### BRIEF
What you return should be the lines of the data containing "ВДНХ", each in full.

Interface dataset entries:
- - -
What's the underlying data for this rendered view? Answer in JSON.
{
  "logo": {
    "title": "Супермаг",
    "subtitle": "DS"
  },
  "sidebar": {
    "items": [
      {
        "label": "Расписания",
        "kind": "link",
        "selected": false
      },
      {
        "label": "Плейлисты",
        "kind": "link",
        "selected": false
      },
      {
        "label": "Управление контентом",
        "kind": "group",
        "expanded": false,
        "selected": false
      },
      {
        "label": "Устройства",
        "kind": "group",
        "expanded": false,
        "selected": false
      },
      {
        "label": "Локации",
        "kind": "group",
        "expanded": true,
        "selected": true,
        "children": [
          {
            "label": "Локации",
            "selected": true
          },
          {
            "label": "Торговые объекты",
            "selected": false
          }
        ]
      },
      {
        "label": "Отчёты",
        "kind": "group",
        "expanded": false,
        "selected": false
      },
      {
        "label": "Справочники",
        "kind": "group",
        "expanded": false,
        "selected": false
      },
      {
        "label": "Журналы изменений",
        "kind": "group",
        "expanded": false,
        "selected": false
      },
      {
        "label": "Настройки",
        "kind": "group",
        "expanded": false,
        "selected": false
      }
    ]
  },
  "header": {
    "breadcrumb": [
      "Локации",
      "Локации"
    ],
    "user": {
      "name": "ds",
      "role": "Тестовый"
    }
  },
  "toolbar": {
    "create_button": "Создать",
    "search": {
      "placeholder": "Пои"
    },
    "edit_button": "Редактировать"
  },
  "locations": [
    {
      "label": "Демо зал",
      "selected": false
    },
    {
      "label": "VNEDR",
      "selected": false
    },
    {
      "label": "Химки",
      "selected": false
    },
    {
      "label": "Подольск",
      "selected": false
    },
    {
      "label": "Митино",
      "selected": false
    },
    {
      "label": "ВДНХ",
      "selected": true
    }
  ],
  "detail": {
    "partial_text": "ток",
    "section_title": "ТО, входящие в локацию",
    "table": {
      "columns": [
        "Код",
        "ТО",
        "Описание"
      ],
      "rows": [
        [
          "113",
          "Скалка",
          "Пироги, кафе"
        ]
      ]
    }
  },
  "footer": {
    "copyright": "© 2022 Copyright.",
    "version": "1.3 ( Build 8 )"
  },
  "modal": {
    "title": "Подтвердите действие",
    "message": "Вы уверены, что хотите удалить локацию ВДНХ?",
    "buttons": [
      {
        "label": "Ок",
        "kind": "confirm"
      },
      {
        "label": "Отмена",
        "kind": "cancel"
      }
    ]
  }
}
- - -
### ANSWER BOX
      "label": "ВДНХ",
    "message": "Вы уверены, что хотите удалить локацию ВДНХ?",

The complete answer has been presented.